It's quite mature story telling for a video game. I've not had the privilege of playing Heavy Rain yet - I'm really looking forward to doing so - but I can't think of too many examples at the moment that have really mature storytelling. The story's usually just a device to set up the scenario. So I think that's going to be something that really substantially differentiates Metro.
The second thing has definitely got to be the setting itself, the amount of detail that has gone into creating the game world. Obviously we've got a huge wealth of material that Dimitry has created.
Typically you'll get people who've read a book and the first time they get to see that book brought to life or visualised is on films. Sometimes it can be quite a frustrating experience if it doesn't quite look the way you'd imagined it. This is the same experiment but it's bringing that world and all that richness and depth to life in an interactive experience.
That's why they've really focused on, particularly, the station settings where you get to wander around and you listen to the different characters. None of that dialogue is plot critical, you don't have to listen to it, but it uses every sense whether it's visual or audio to kind of paint that picture and create that really believable game world. I think that's something that's really going to stick in people's minds.
What do you think has been the biggest challenge in successfully translating that novel into a game?
Dimitry said himself, the book is written on the surface as a kind of action thriller so actually it's perfect material to turn into a video game.

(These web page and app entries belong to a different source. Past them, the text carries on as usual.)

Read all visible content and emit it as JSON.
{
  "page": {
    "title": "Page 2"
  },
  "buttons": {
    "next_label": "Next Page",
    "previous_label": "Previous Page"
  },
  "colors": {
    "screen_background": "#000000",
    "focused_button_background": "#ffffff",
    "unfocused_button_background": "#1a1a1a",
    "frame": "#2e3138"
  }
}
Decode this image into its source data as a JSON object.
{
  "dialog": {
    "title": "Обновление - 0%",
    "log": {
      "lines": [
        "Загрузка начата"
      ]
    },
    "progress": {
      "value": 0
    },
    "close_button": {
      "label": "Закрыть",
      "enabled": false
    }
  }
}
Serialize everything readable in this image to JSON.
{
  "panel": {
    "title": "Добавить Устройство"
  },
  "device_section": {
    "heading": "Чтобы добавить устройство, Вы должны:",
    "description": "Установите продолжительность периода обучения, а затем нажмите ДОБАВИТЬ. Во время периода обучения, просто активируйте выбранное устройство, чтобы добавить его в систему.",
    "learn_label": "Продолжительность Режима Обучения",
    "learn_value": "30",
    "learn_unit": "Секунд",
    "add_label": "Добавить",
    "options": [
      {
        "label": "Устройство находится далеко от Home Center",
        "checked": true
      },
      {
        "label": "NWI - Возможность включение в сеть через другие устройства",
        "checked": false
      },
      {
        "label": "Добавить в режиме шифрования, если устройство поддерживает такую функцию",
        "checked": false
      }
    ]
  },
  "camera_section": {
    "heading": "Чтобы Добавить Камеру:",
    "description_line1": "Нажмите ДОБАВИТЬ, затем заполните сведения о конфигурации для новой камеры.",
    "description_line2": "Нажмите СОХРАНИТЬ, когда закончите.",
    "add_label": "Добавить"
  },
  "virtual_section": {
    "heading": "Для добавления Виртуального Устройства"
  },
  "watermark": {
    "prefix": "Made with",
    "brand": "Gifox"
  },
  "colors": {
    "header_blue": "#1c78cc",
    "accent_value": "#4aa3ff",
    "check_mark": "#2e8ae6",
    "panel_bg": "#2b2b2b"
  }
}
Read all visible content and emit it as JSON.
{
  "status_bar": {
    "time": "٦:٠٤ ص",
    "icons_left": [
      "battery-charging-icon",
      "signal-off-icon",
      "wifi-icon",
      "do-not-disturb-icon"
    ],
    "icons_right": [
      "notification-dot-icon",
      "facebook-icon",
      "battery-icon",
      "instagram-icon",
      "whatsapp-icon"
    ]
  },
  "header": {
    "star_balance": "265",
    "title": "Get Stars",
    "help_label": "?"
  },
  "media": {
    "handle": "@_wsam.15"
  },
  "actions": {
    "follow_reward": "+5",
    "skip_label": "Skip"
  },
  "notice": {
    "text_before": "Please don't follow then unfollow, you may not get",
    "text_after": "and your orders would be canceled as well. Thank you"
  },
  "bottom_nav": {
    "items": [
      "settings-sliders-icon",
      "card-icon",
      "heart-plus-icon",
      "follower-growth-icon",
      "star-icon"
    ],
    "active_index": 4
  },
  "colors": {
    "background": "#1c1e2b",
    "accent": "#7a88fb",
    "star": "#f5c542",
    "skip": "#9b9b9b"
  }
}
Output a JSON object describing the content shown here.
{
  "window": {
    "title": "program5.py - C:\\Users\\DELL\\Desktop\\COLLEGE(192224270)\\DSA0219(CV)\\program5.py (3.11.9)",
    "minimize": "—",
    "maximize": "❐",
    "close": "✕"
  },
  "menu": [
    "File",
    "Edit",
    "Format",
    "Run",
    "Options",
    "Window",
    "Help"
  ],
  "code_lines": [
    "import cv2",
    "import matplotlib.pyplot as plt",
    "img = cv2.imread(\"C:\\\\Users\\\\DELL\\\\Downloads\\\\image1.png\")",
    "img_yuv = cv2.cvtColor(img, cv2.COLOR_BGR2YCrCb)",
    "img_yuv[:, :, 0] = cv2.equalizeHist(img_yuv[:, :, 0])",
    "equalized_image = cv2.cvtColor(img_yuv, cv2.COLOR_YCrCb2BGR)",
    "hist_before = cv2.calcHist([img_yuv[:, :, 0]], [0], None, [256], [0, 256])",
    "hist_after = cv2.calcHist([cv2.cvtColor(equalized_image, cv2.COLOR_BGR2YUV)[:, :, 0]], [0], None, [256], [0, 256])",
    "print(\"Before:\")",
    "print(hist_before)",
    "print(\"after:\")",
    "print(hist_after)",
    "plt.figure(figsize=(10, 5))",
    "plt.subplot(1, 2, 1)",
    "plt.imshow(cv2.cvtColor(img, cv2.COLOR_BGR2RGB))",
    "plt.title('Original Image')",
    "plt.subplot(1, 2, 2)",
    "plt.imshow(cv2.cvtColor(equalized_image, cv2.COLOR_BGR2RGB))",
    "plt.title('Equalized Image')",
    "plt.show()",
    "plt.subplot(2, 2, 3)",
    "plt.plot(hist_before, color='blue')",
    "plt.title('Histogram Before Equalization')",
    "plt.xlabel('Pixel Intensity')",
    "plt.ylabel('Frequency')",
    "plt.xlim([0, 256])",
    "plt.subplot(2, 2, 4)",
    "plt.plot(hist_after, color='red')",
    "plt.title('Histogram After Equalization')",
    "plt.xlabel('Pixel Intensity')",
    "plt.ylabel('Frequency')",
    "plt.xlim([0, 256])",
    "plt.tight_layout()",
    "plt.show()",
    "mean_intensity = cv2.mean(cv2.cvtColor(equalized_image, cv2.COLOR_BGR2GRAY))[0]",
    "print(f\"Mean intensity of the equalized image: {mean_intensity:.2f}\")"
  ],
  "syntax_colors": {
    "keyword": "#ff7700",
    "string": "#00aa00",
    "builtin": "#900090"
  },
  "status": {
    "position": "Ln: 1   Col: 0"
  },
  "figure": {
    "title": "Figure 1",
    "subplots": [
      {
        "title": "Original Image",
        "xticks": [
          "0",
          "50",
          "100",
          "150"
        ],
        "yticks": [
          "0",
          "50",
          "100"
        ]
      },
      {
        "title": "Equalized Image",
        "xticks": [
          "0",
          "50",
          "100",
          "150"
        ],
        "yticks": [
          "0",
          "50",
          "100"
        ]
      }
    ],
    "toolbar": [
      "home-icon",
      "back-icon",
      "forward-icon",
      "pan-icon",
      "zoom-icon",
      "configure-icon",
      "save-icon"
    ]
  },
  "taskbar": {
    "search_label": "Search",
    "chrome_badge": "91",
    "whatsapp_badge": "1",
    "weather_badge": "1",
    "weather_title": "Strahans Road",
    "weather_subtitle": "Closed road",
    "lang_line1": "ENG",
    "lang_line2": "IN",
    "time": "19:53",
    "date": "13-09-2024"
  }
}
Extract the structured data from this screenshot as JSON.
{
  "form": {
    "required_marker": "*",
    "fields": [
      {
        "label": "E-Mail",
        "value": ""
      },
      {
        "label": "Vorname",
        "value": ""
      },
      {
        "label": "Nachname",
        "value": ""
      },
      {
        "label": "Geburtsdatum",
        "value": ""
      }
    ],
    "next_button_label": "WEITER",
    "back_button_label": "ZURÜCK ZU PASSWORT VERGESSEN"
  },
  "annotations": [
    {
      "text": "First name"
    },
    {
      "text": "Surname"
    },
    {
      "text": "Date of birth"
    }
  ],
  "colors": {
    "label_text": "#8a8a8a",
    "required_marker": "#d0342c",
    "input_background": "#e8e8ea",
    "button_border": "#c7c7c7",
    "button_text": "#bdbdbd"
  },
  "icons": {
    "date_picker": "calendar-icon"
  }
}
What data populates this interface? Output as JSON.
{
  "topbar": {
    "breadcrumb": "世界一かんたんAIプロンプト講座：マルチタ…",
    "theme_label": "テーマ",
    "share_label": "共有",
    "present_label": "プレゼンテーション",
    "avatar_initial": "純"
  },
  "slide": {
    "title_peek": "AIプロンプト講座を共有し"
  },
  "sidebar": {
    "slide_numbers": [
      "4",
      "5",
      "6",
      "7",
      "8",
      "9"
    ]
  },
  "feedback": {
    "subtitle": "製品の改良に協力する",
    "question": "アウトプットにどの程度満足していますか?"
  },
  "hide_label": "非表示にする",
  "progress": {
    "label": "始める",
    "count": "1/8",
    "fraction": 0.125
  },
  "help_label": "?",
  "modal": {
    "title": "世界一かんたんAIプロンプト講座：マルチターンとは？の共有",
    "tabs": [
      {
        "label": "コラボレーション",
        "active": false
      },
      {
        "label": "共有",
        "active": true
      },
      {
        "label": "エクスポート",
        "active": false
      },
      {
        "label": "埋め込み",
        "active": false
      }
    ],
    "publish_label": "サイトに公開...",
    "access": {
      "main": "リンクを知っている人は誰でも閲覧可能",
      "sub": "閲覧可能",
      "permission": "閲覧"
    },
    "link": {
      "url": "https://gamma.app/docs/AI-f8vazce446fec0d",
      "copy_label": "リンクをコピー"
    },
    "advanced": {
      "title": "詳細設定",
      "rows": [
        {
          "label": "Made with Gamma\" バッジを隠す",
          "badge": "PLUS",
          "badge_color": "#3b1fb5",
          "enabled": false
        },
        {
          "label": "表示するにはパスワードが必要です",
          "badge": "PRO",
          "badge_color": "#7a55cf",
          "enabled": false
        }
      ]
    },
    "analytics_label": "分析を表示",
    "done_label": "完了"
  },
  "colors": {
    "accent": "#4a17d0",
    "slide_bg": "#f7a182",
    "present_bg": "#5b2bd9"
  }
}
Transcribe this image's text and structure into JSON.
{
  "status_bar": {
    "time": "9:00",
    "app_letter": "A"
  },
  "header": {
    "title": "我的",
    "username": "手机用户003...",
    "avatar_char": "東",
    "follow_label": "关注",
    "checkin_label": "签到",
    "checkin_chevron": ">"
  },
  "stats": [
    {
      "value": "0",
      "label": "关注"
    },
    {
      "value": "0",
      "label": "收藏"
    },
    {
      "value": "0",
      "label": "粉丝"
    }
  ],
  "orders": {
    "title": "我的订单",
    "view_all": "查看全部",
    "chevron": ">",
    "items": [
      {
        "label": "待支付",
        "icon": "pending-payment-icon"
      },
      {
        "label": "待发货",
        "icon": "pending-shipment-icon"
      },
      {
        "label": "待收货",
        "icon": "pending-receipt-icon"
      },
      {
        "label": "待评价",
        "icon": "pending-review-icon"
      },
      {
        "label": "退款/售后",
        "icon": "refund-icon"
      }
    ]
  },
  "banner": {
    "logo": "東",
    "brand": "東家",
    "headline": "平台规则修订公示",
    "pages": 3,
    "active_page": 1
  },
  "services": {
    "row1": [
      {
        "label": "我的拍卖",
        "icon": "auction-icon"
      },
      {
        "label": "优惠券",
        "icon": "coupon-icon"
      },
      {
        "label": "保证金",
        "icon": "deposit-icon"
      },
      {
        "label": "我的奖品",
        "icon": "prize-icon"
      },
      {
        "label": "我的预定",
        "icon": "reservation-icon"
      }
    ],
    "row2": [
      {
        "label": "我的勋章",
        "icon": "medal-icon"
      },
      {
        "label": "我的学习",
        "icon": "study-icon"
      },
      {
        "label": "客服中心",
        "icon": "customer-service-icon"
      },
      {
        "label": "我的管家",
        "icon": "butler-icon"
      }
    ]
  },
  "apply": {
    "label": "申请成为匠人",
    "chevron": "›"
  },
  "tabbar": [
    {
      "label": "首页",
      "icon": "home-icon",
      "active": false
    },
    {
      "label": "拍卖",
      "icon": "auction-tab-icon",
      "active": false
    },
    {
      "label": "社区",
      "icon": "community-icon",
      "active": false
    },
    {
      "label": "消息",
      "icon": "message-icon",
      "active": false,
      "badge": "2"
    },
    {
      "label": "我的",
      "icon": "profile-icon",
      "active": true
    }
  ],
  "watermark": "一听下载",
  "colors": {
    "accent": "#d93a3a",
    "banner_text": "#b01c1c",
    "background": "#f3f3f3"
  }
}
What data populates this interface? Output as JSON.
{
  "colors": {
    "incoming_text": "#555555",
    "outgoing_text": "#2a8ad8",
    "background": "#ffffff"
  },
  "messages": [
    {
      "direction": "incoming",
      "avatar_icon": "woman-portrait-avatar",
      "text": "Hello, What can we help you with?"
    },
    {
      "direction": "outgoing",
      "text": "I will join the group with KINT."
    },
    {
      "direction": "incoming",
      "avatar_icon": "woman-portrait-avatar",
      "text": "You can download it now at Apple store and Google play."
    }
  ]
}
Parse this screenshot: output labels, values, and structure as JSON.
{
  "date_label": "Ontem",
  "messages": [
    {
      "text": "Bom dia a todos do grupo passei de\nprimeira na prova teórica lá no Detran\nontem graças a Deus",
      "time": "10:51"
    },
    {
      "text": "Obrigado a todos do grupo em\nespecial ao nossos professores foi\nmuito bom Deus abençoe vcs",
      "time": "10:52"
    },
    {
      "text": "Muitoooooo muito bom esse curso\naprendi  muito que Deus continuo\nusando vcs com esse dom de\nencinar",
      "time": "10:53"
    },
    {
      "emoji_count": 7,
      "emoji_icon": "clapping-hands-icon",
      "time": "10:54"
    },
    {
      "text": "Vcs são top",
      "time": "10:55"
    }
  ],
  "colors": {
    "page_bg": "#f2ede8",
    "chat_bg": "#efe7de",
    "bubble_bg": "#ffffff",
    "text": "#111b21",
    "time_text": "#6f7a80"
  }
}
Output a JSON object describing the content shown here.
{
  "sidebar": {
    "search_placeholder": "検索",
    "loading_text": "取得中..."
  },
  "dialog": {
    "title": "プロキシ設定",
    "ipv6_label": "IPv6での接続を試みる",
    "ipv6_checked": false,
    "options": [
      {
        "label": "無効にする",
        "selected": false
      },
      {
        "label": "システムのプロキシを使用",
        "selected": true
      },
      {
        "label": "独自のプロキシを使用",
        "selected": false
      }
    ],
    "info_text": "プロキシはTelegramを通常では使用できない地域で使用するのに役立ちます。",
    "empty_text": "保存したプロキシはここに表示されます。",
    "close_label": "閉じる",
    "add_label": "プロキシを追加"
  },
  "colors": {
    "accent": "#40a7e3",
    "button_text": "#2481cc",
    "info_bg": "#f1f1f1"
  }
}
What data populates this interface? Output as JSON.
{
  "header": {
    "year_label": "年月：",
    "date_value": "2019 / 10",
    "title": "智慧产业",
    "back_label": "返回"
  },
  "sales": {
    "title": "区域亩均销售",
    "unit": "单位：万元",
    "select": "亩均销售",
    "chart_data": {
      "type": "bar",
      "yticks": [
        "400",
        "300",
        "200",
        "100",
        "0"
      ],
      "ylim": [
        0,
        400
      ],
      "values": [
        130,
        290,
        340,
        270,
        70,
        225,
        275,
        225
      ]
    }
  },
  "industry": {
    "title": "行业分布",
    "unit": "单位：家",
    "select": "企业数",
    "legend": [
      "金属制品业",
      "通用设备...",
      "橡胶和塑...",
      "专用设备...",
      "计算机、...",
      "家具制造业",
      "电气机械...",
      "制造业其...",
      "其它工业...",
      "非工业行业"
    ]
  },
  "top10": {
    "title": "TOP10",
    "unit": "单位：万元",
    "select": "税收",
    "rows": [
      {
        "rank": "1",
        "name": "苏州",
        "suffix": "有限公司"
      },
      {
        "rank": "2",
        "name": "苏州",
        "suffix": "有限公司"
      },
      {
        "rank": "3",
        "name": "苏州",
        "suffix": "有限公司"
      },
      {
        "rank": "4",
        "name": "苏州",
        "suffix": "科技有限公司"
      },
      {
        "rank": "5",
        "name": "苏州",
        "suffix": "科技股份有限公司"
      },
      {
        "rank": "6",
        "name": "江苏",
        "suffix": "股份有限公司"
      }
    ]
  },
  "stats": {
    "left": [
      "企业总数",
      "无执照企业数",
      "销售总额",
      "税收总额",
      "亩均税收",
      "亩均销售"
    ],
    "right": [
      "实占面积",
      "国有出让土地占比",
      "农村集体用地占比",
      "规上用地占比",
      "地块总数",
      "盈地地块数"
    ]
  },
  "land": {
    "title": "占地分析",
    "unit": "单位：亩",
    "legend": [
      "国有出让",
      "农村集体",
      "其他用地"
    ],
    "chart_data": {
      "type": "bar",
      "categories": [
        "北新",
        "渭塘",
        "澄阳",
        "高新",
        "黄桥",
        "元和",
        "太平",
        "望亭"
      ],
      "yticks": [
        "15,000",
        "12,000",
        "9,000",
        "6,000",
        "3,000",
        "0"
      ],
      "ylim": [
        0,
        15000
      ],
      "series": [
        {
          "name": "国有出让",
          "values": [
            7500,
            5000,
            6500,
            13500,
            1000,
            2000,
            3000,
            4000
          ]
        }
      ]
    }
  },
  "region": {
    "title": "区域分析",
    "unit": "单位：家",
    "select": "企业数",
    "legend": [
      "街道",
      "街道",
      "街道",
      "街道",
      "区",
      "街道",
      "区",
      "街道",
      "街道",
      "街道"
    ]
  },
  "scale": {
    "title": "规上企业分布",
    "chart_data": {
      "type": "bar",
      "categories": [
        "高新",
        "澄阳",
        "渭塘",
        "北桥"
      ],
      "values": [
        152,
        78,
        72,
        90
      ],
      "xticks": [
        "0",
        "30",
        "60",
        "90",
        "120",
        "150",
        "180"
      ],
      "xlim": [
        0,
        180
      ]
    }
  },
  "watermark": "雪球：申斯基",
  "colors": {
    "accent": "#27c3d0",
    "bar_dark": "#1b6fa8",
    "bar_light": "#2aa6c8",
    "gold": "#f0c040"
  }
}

He also [says] that you should turn Crime and Punishment into a video game - but I'm not quite so convinced that that actually holds true for every book. Every book that has an action based narrative, you're going to have material for the game and if you're writing a thriller or an action book you'd better put some exciting set pieces in there.
So we have a ready-made selection of set pieces that people recognise from the book that can instantly go into the game. In other instances, some of those might not work perfectly well for gameplay reasons so the developer adds additional layers - so there's combat and action within the book itself but then the developer has to think: Well, actually, what does combat feel like in the game?
You're probably seeing two very different styles from the very intense, kind of crazed mutants that swarm over you and you're fending them off at close quarters, to the much more considered, tactical combat when you're up against human opponents, trying to flank you and using cover and using munitions rather than teeth and claws. They're purely gameplay decisions rather than storyboard decisions.
As you're moving closer to release day what's left to do? What kind of areas are you going to focus on from now until release?
We are literally in the last stages of polish and balancing and tweaking at the moment. We're supremely happy with where we are from a presentation perspective now. Visuals and the audio and the surround and the whole layer of presentation has got that gorgeous, blockbuster game feel to it. The engine's an absolutely phenomenal piece of technology.
The last few tweaks we're putting in are minor balance tweaks and just a couple of control changes on the 360 version to make the weapon select mechanic more consistent with FPS conventions.
Basically, the PC 'left and right select up and down' weapon select doesn't really work on consoles so well so we're going to swap that out for the final game, we've got that in test at the moment and again it just makes a substantial difference.